PROBLEM STATEMENT:
Could you count the lines below that include the word "Kontakt" and give only the number?

GIVEN DATA:
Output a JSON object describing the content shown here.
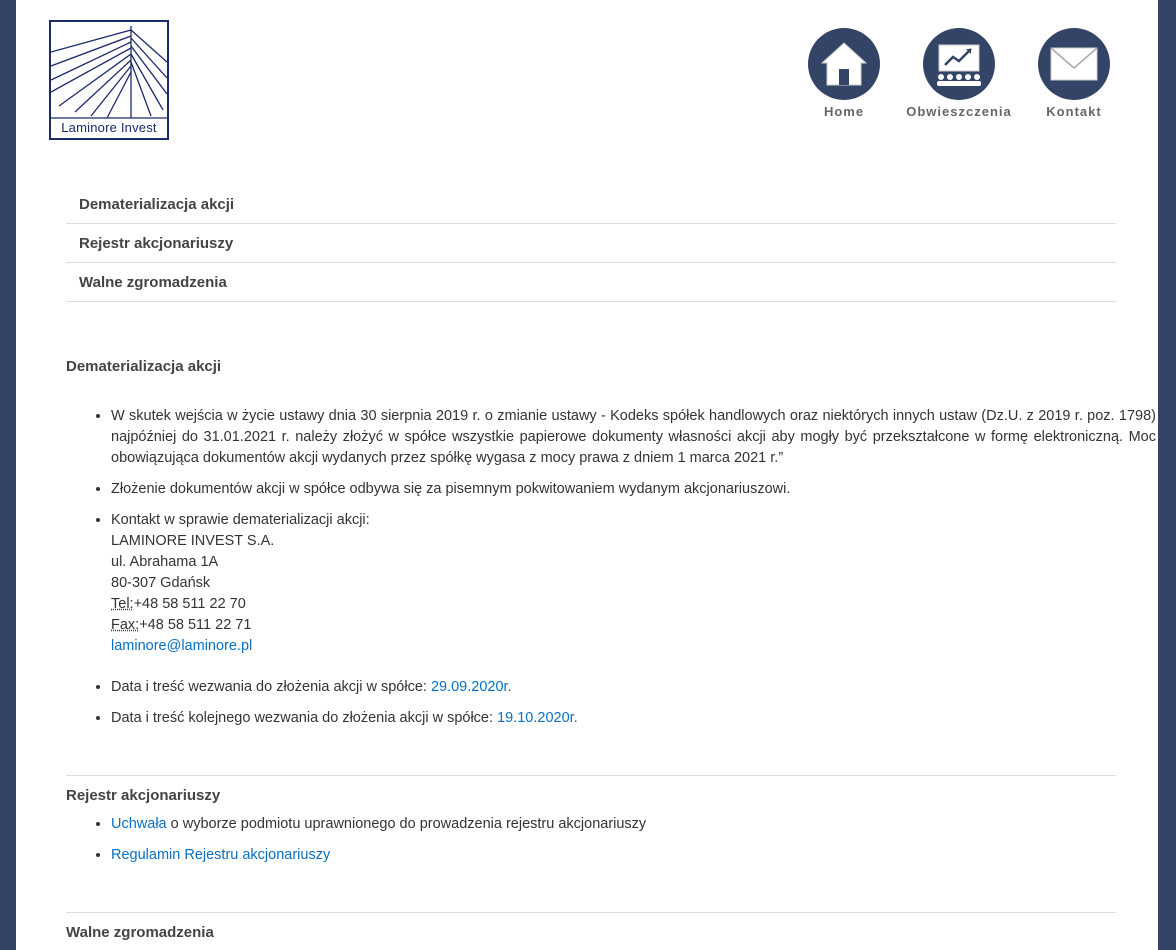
{
  "logo": {
    "text": "Laminore Invest"
  },
  "nav": [
    {
      "label": "Home",
      "icon": "house-icon"
    },
    {
      "label": "Obwieszczenia",
      "icon": "presentation-chart-icon"
    },
    {
      "label": "Kontakt",
      "icon": "envelope-icon"
    }
  ],
  "accordion": [
    {
      "label": "Dematerializacja akcji"
    },
    {
      "label": "Rejestr akcjonariuszy"
    },
    {
      "label": "Walne zgromadzenia"
    }
  ],
  "sections": {
    "dematerializacja": {
      "title": "Dematerializacja akcji",
      "item1": "W skutek wejścia w życie ustawy dnia 30 sierpnia 2019 r. o zmianie ustawy - Kodeks spółek handlowych oraz niektórych innych ustaw (Dz.U. z 2019 r. poz. 1798) najpóźniej do 31.01.2021 r. należy złożyć w spółce wszystkie papierowe dokumenty własności akcji aby mogły być przekształcone w formę elektroniczną. Moc obowiązująca dokumentów akcji wydanych przez spółkę wygasa z mocy prawa z dniem 1 marca 2021 r.”",
      "item2": "Złożenie dokumentów akcji w spółce odbywa się za pisemnym pokwitowaniem wydanym akcjonariuszowi.",
      "contact": {
        "intro": "Kontakt w sprawie dematerializacji akcji:",
        "company": "LAMINORE INVEST S.A.",
        "street": "ul. Abrahama 1A",
        "city": "80-307 Gdańsk",
        "tel_label": "Tel:",
        "tel": "+48 58 511 22 70",
        "fax_label": "Fax:",
        "fax": "+48 58 511 22 71",
        "email": "laminore@laminore.pl"
      },
      "item4_text": "Data i treść wezwania do złożenia akcji w spółce: ",
      "item4_link": "29.09.2020r.",
      "item5_text": "Data i treść kolejnego wezwania do złożenia akcji w spółce: ",
      "item5_link": "19.10.2020r."
    },
    "rejestr": {
      "title": "Rejestr akcjonariuszy",
      "item1_link": "Uchwała",
      "item1_text": " o wyborze podmiotu uprawnionego do prowadzenia rejestru akcjonariuszy",
      "item2_link": "Regulamin Rejestru akcjonariuszy"
    },
    "walne": {
      "title": "Walne zgromadzenia"
    }
  },
  "colors": {
    "frame": "#334466",
    "link": "#0a6fc2",
    "logo": "#1b2a6b"
  }
}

ANSWER TO THIS TASK:
2